One of the most important messages can be found in the abstract of the EIP point prevalence survey paper:
“Device-associated infections (i.e., central-catheter–associated bloodstream infection, catheter-associated urinary tract infection, and ventilator-associated pneumonia), which have traditionally been the focus of programs to prevent health care–associated infections, accounted for 25.6% of such infections.”
The device associated infections (DAIs), particularly CLABSI, are also the HAIs for which the most progress has been made in prevention. Why? Because we have prevention approaches that have been tested and implemented in most US hospitals. A common theme around the remainder of infections (now the great majority of HAIs) is that we have far less understanding about how exactly to prevent them (case in point: non-ventilator associated healthcare-associated pneumonia).
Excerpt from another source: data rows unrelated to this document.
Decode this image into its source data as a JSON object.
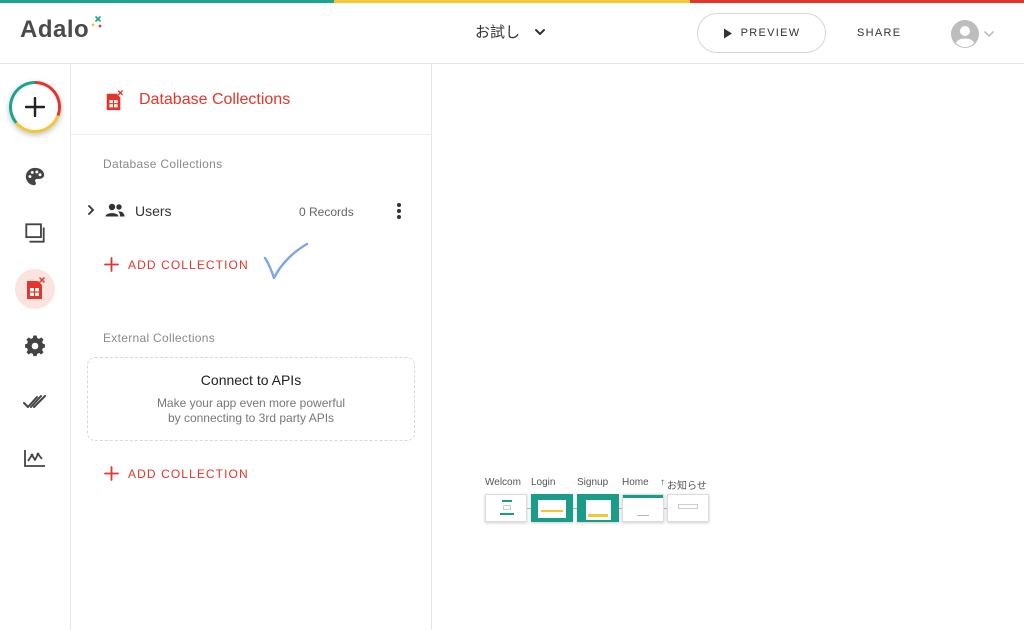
{
  "header": {
    "logo": "Adalo",
    "app_name": "お試し",
    "preview_label": "PREVIEW",
    "share_label": "SHARE"
  },
  "colors": {
    "accent_red": "#e5352b",
    "accent_yellow": "#f5c536",
    "accent_teal": "#19a58f"
  },
  "rail": {
    "items": [
      "palette-icon",
      "screens-icon",
      "database-icon",
      "gear-icon",
      "publish-checks-icon",
      "analytics-icon"
    ],
    "active": "database-icon"
  },
  "panel": {
    "title": "Database Collections",
    "db_section_label": "Database Collections",
    "collections": [
      {
        "name": "Users",
        "records": "0 Records"
      }
    ],
    "add_collection_label": "ADD COLLECTION",
    "external_section_label": "External Collections",
    "api_card": {
      "title": "Connect to APIs",
      "desc_line1": "Make your app even more powerful",
      "desc_line2": "by connecting to 3rd party APIs"
    },
    "add_external_label": "ADD COLLECTION"
  },
  "canvas": {
    "screens": [
      "Welcom",
      "Login",
      "Signup",
      "Home",
      "お知らせ"
    ]
  }
}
If we expect to see further substantial reductions in HAIs, we’ll need more funding to support prevention studies for HAIs that aren’t device-associated, and for studies of prevention approaches that address HAIs that are beyond the reach of our rudimentary approaches to DAI prevention (e.g. bloodstream infections sourced to gut or skin in high risk patient populations like burn or bone marrow transplant).
The assumption that we already know how to prevent most HAIs is patently ridiculous, and over the next few years we will see rates plateau as we gain the maximal benefit from improved hand hygiene and DAI prevention bundles. The next phase of infection prevention will require novel approaches.